What is a molecular sieve used for?

What is a molecular sieve used for?

Molecular sieves are used for drying gases and liquids and for separating molecules on the basis of their sizes and shapes. When two molecules are equally small and can enter the pores, separation is based on the polarity (charge separation) of the molecule, the more polar molecule being preferentially adsorbed.

What is the difference between molecular sieve and silica gel?

Molecular sieve is a fast-drying agent, with the ability to trap moisture quicker and more aggressively than silica gel. This material is ideal in products that require low humidity and remains stable when temperatures rise.

How do I choose a molecular sieve?

Selecting molecular sieves Molecular sieves are available in different shape and sizes. But the spherical beads have advantage over other shapes as they offer lower pressure drop, are attrition resistant as they do not have any sharp edges, and have good strength, i.e. crush force required per unit area is higher.

Is molecular sieve reusable?

Molecular sieve 3A can also be regenerated and reused by removing the absorbed moisture and other materials, and then heating it to 250 degrees Fahrenheit. Then store the sieve in an airtight container until ready to use again to avoid any unintentional moisture absorption.

How is zeolite molecular sieve made?

Another way to manufacture binderless zeolite molecular sieves is the use of silica as synthetic temporary binder. The shapes obtained are aged to achieve a certain water stability [81] followed by the conversion of the temporary binder in a solution consisting of aluminum and sodium components [82, 83].

What is the difference between desiccant and molecular sieve?

The key difference between molecular sieve and silica gel is that a molecular sieve is a material containing pores of similar size, whereas silica gel is a substance can be used to prepare a porous material with pores of different sizes.

Does zeolite absorb CO2?

Zeolite is beneficial to post-combustion CO2 capture not only because it can withstand high temperature but also because of its unique sorption-diffusion separation mechanism. However, zeolite membrane faced a challenge to make it easier to fabricate.

Can you reuse molecular sieves?

Why are zeolites called molecular sieves?

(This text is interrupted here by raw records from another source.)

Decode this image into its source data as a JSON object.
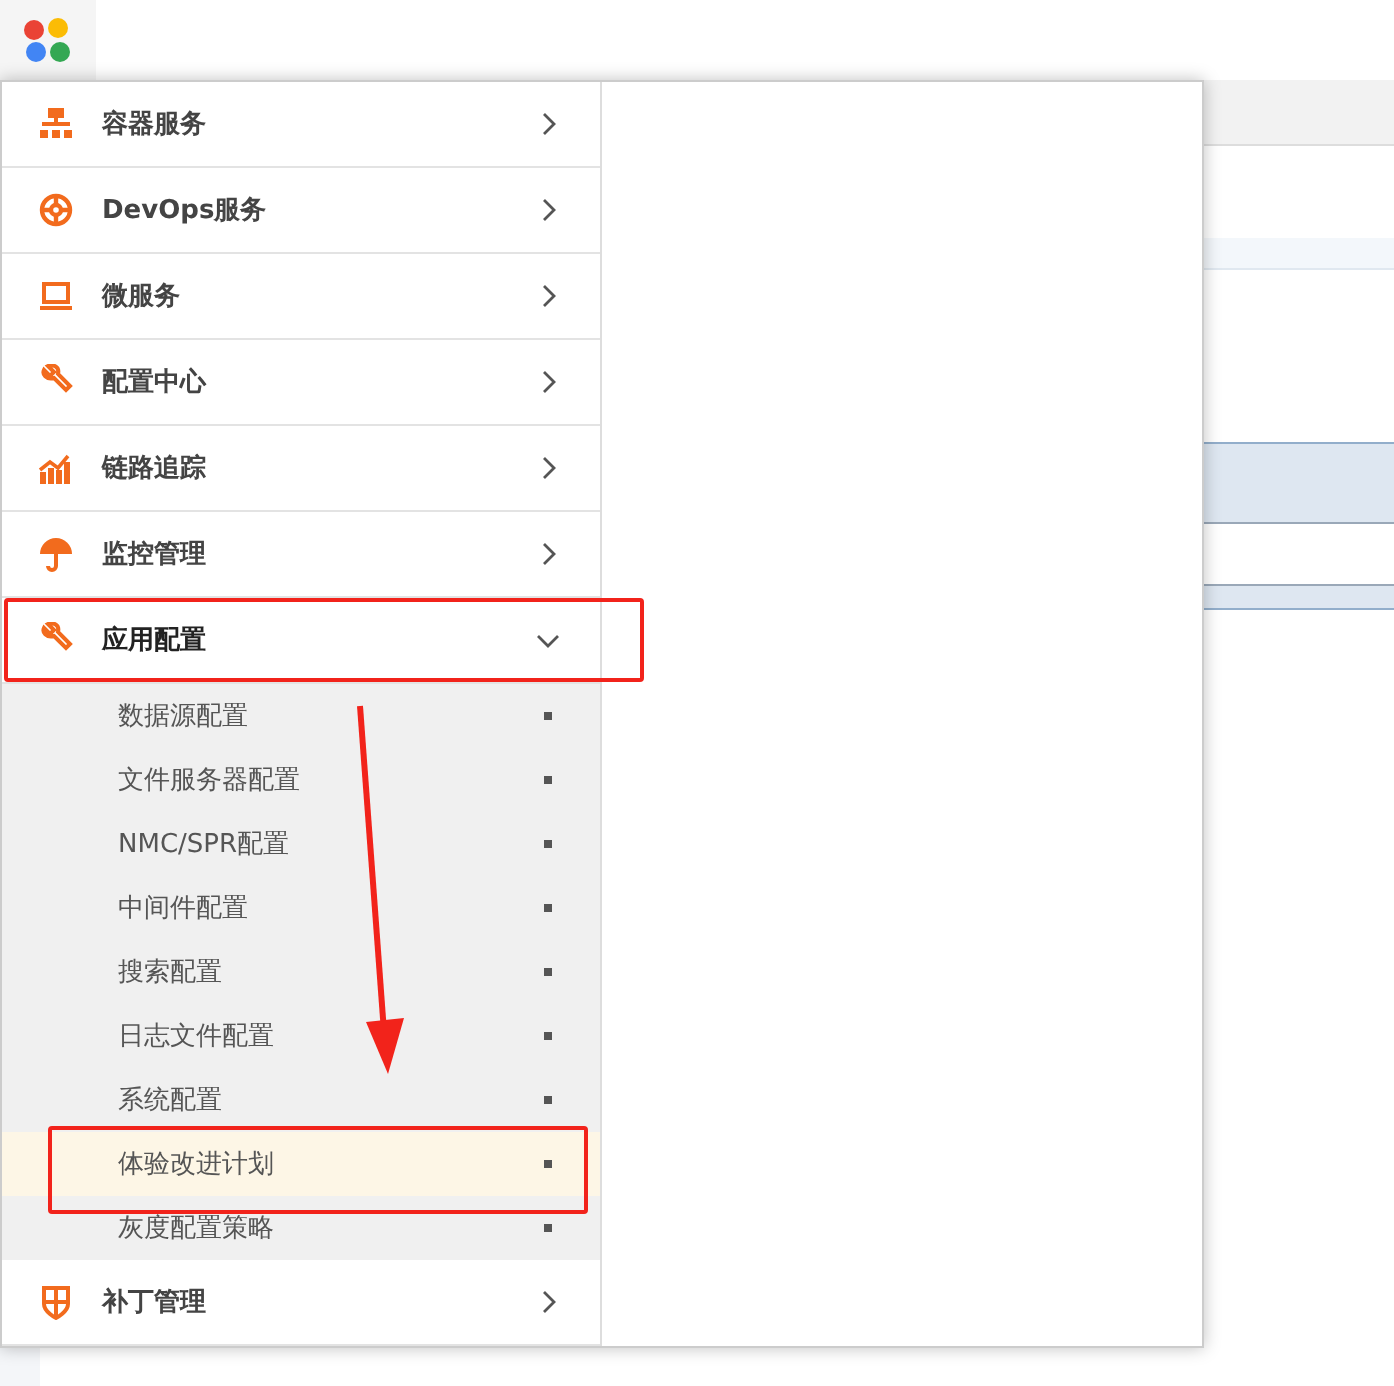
{
  "menu": [
    {
      "label": "容器服务",
      "expanded": false
    },
    {
      "label": "DevOps服务",
      "expanded": false
    },
    {
      "label": "微服务",
      "expanded": false
    },
    {
      "label": "配置中心",
      "expanded": false
    },
    {
      "label": "链路追踪",
      "expanded": false
    },
    {
      "label": "监控管理",
      "expanded": false
    },
    {
      "label": "应用配置",
      "expanded": true,
      "children": [
        {
          "label": "数据源配置",
          "selected": false
        },
        {
          "label": "文件服务器配置",
          "selected": false
        },
        {
          "label": "NMC/SPR配置",
          "selected": false
        },
        {
          "label": "中间件配置",
          "selected": false
        },
        {
          "label": "搜索配置",
          "selected": false
        },
        {
          "label": "日志文件配置",
          "selected": false
        },
        {
          "label": "系统配置",
          "selected": false
        },
        {
          "label": "体验改进计划",
          "selected": true
        },
        {
          "label": "灰度配置策略",
          "selected": false
        }
      ]
    },
    {
      "label": "补丁管理",
      "expanded": false
    }
  ]
}
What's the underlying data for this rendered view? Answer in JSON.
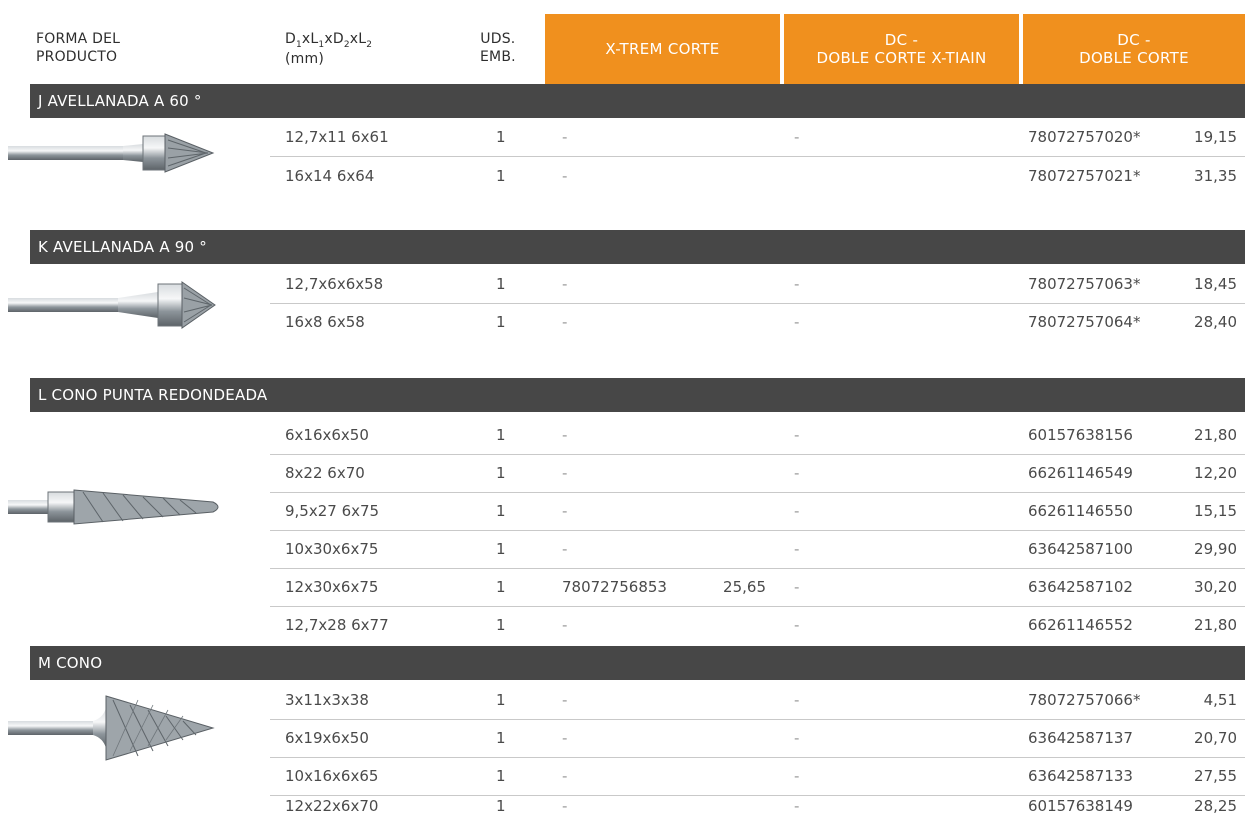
{
  "header": {
    "product_form": [
      "FORMA DEL",
      "PRODUCTO"
    ],
    "dimensions_line1_parts": [
      "D",
      "1",
      "xL",
      "1",
      "xD",
      "2",
      "xL",
      "2"
    ],
    "dimensions_line2": "(mm)",
    "units": [
      "UDS.",
      "EMB."
    ],
    "col_xtrem": "X-TREM CORTE",
    "col_dcx": [
      "DC -",
      "DOBLE CORTE X-TIAIN"
    ],
    "col_dc": [
      "DC -",
      "DOBLE CORTE"
    ]
  },
  "colors": {
    "accent_orange": "#f0901e",
    "section_bar": "#474747",
    "row_divider": "#c9c9c9"
  },
  "sections": [
    {
      "title": "J AVELLANADA A 60 °",
      "tool_icon": "countersink-60-burr-icon",
      "rows": [
        {
          "dim": "12,7x11 6x61",
          "uds": "1",
          "xt_code": "-",
          "xt_price": "",
          "dcx": "-",
          "dc_code": "78072757020*",
          "dc_price": "19,15"
        },
        {
          "dim": "16x14 6x64",
          "uds": "1",
          "xt_code": "-",
          "xt_price": "",
          "dcx": "",
          "dc_code": "78072757021*",
          "dc_price": "31,35"
        }
      ]
    },
    {
      "title": "K AVELLANADA A 90 °",
      "tool_icon": "countersink-90-burr-icon",
      "rows": [
        {
          "dim": "12,7x6x6x58",
          "uds": "1",
          "xt_code": "-",
          "xt_price": "",
          "dcx": "-",
          "dc_code": "78072757063*",
          "dc_price": "18,45"
        },
        {
          "dim": "16x8 6x58",
          "uds": "1",
          "xt_code": "-",
          "xt_price": "",
          "dcx": "-",
          "dc_code": "78072757064*",
          "dc_price": "28,40"
        }
      ]
    },
    {
      "title": "L CONO PUNTA REDONDEADA",
      "tool_icon": "round-tip-cone-burr-icon",
      "rows": [
        {
          "dim": "6x16x6x50",
          "uds": "1",
          "xt_code": "-",
          "xt_price": "",
          "dcx": "-",
          "dc_code": "60157638156",
          "dc_price": "21,80"
        },
        {
          "dim": "8x22 6x70",
          "uds": "1",
          "xt_code": "-",
          "xt_price": "",
          "dcx": "-",
          "dc_code": "66261146549",
          "dc_price": "12,20"
        },
        {
          "dim": "9,5x27 6x75",
          "uds": "1",
          "xt_code": "-",
          "xt_price": "",
          "dcx": "-",
          "dc_code": "66261146550",
          "dc_price": "15,15"
        },
        {
          "dim": "10x30x6x75",
          "uds": "1",
          "xt_code": "-",
          "xt_price": "",
          "dcx": "-",
          "dc_code": "63642587100",
          "dc_price": "29,90"
        },
        {
          "dim": "12x30x6x75",
          "uds": "1",
          "xt_code": "78072756853",
          "xt_price": "25,65",
          "dcx": "-",
          "dc_code": "63642587102",
          "dc_price": "30,20"
        },
        {
          "dim": "12,7x28 6x77",
          "uds": "1",
          "xt_code": "-",
          "xt_price": "",
          "dcx": "-",
          "dc_code": "66261146552",
          "dc_price": "21,80"
        }
      ]
    },
    {
      "title": "M CONO",
      "tool_icon": "cone-burr-icon",
      "rows": [
        {
          "dim": "3x11x3x38",
          "uds": "1",
          "xt_code": "-",
          "xt_price": "",
          "dcx": "-",
          "dc_code": "78072757066*",
          "dc_price": "4,51"
        },
        {
          "dim": "6x19x6x50",
          "uds": "1",
          "xt_code": "-",
          "xt_price": "",
          "dcx": "-",
          "dc_code": "63642587137",
          "dc_price": "20,70"
        },
        {
          "dim": "10x16x6x65",
          "uds": "1",
          "xt_code": "-",
          "xt_price": "",
          "dcx": "-",
          "dc_code": "63642587133",
          "dc_price": "27,55"
        },
        {
          "dim": "12x22x6x70",
          "uds": "1",
          "xt_code": "-",
          "xt_price": "",
          "dcx": "-",
          "dc_code": "60157638149",
          "dc_price": "28,25"
        }
      ]
    }
  ]
}
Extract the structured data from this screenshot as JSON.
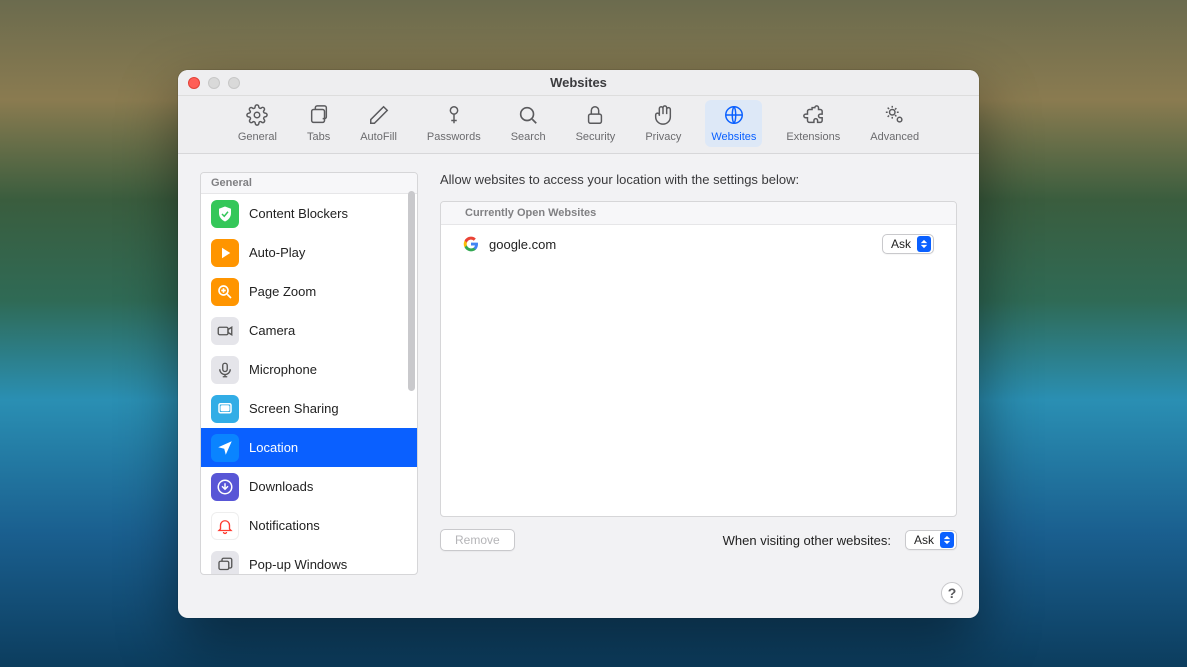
{
  "window": {
    "title": "Websites"
  },
  "toolbar": {
    "items": [
      {
        "label": "General"
      },
      {
        "label": "Tabs"
      },
      {
        "label": "AutoFill"
      },
      {
        "label": "Passwords"
      },
      {
        "label": "Search"
      },
      {
        "label": "Security"
      },
      {
        "label": "Privacy"
      },
      {
        "label": "Websites"
      },
      {
        "label": "Extensions"
      },
      {
        "label": "Advanced"
      }
    ],
    "selected_index": 7
  },
  "sidebar": {
    "heading": "General",
    "items": [
      {
        "label": "Content Blockers"
      },
      {
        "label": "Auto-Play"
      },
      {
        "label": "Page Zoom"
      },
      {
        "label": "Camera"
      },
      {
        "label": "Microphone"
      },
      {
        "label": "Screen Sharing"
      },
      {
        "label": "Location"
      },
      {
        "label": "Downloads"
      },
      {
        "label": "Notifications"
      },
      {
        "label": "Pop-up Windows"
      }
    ],
    "selected_index": 6
  },
  "main": {
    "hint": "Allow websites to access your location with the settings below:",
    "table_heading": "Currently Open Websites",
    "rows": [
      {
        "site": "google.com",
        "value": "Ask"
      }
    ],
    "remove_label": "Remove",
    "other_label": "When visiting other websites:",
    "other_value": "Ask"
  },
  "help": "?"
}
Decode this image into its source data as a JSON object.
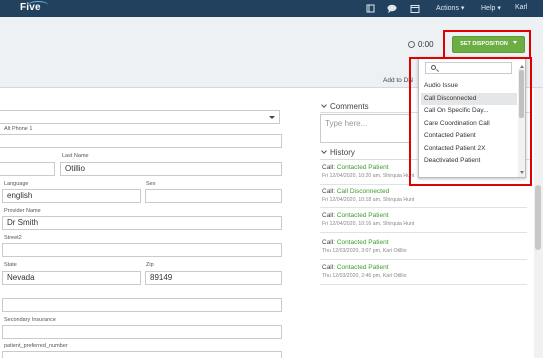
{
  "topbar": {
    "logo": "Five",
    "menus": {
      "actions": "Actions",
      "help": "Help",
      "user": "Karl"
    },
    "icons": [
      "book-icon",
      "chat-icon",
      "calendar-icon"
    ]
  },
  "header": {
    "timer": "0:00",
    "disposition_button": "SET DISPOSITION",
    "add_to": "Add to DN"
  },
  "form": {
    "alt_phone_label": "Alt Phone 1",
    "last_name_label": "Last Name",
    "last_name_value": "Otillio",
    "language_label": "Language",
    "language_value": "english",
    "sex_label": "Sex",
    "provider_label": "Provider Name",
    "provider_value": "Dr Smith",
    "street2_label": "Street2",
    "state_label": "State",
    "state_value": "Nevada",
    "zip_label": "Zip",
    "zip_value": "89149",
    "secondary_insurance_label": "Secondary Insurance",
    "preferred_number_label": "patient_preferred_number"
  },
  "comments": {
    "title": "Comments",
    "placeholder": "Type here..."
  },
  "history": {
    "title": "History",
    "items": [
      {
        "prefix": "Call:",
        "status": "Contacted Patient",
        "meta": "Fri 12/04/2020, 10:20 am, Shirquia Hunt"
      },
      {
        "prefix": "Call:",
        "status": "Call Disconnected",
        "meta": "Fri 12/04/2020, 10:18 am, Shirquia Hunt"
      },
      {
        "prefix": "Call:",
        "status": "Contacted Patient",
        "meta": "Fri 12/04/2020, 10:16 am, Shirquia Hunt"
      },
      {
        "prefix": "Call:",
        "status": "Contacted Patient",
        "meta": "Thu 12/03/2020, 3:07 pm, Kari Otillio"
      },
      {
        "prefix": "Call:",
        "status": "Contacted Patient",
        "meta": "Thu 12/03/2020, 2:46 pm, Kari Otillio"
      }
    ]
  },
  "dropdown": {
    "items": [
      "Audio Issue",
      "Call Disconnected",
      "Call On Specific Day...",
      "Care Coordination Call",
      "Contacted Patient",
      "Contacted Patient 2X",
      "Deactivated Patient"
    ],
    "selected": "Call Disconnected"
  },
  "colors": {
    "topbar": "#22415f",
    "accent_green": "#6cae43",
    "status_green": "#3d9a2f",
    "highlight_red": "#e10000"
  }
}
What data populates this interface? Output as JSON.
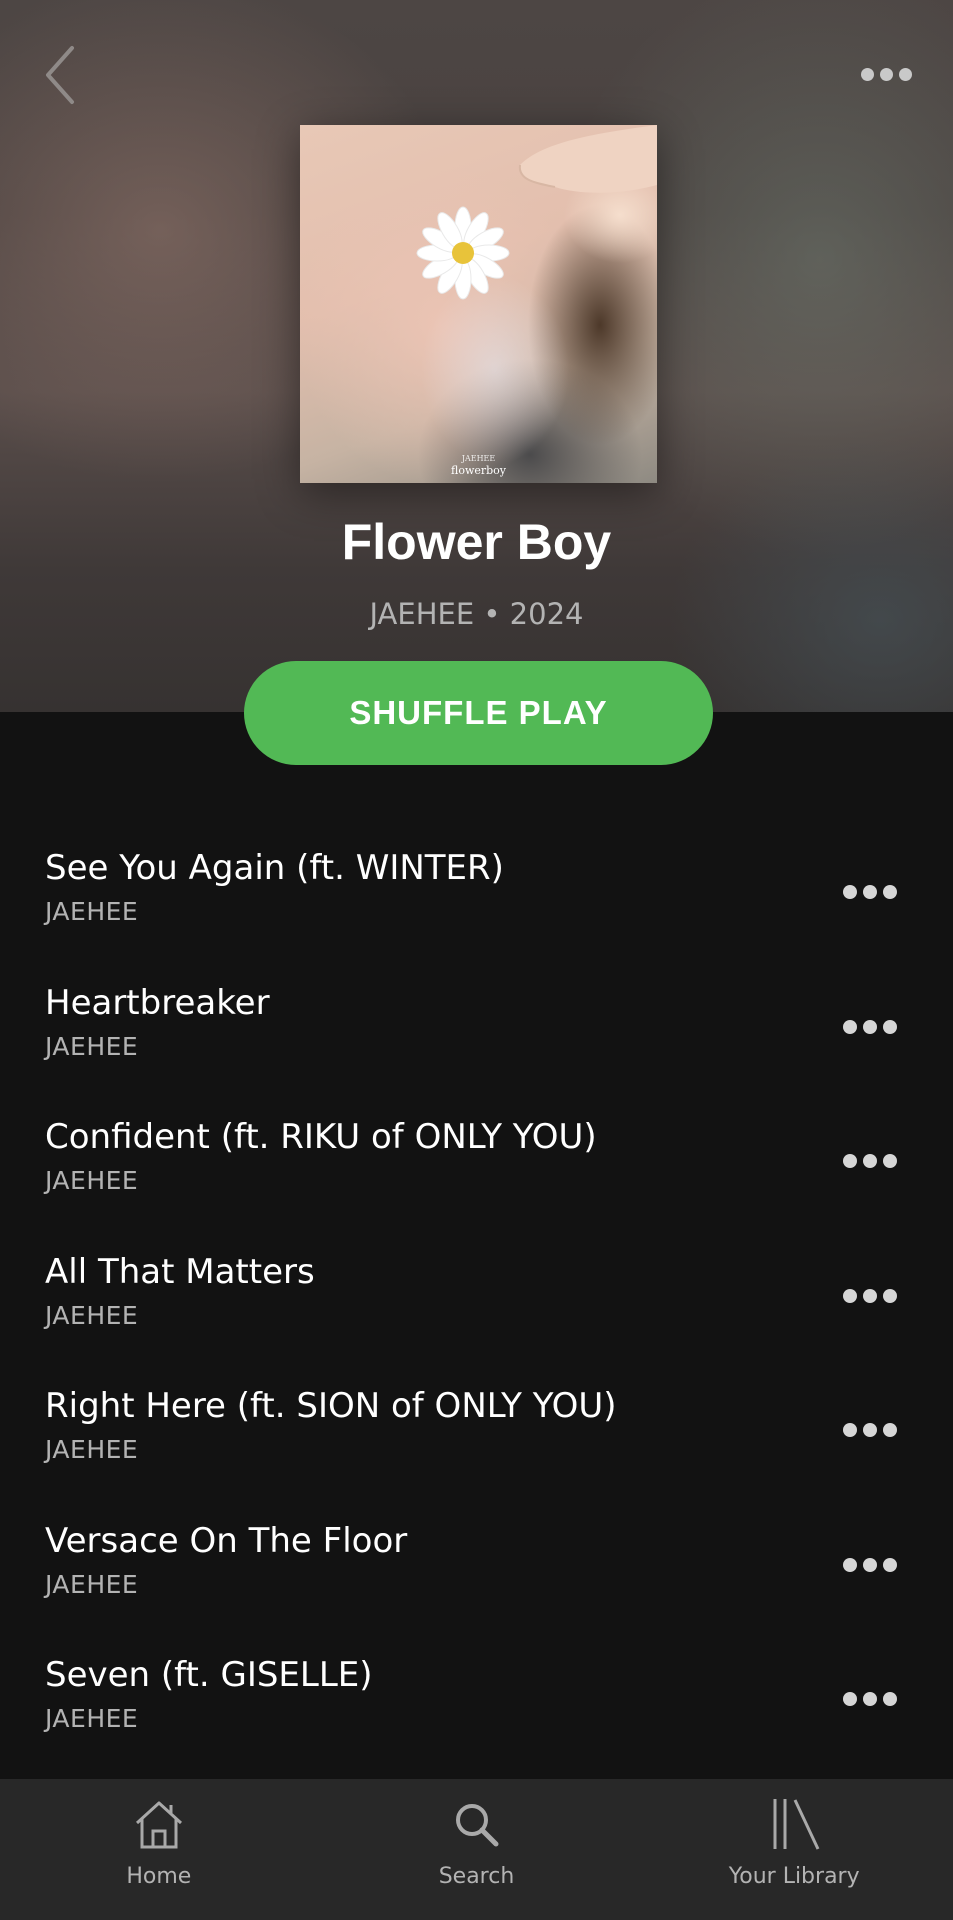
{
  "header": {
    "back_icon": "chevron-left-icon",
    "more_icon": "more-horizontal-icon"
  },
  "album": {
    "cover_artist_text": "JAEHEE",
    "cover_title_text": "flowerboy",
    "title": "Flower Boy",
    "meta": "JAEHEE • 2024"
  },
  "shuffle": {
    "label": "SHUFFLE PLAY",
    "color": "#52b955"
  },
  "tracks": [
    {
      "title": "See You Again (ft. WINTER)",
      "artist": "JAEHEE"
    },
    {
      "title": "Heartbreaker",
      "artist": "JAEHEE"
    },
    {
      "title": "Confident (ft. RIKU of ONLY YOU)",
      "artist": "JAEHEE"
    },
    {
      "title": "All That Matters",
      "artist": "JAEHEE"
    },
    {
      "title": "Right Here (ft. SION of ONLY YOU)",
      "artist": "JAEHEE"
    },
    {
      "title": "Versace On The Floor",
      "artist": "JAEHEE"
    },
    {
      "title": "Seven (ft. GISELLE)",
      "artist": "JAEHEE"
    }
  ],
  "tabbar": {
    "tabs": [
      {
        "label": "Home",
        "icon": "home-icon"
      },
      {
        "label": "Search",
        "icon": "search-icon"
      },
      {
        "label": "Your Library",
        "icon": "library-icon"
      }
    ]
  }
}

What are Zeolites? Zeolites are microporous, three-dimensional crystalline solids of aluminium silicate. Zeolites have small openings of fixed size in them which allow small molecules to pass through them easily but larger molecules cannot pass through them; that is why they are sometimes called molecular sieves.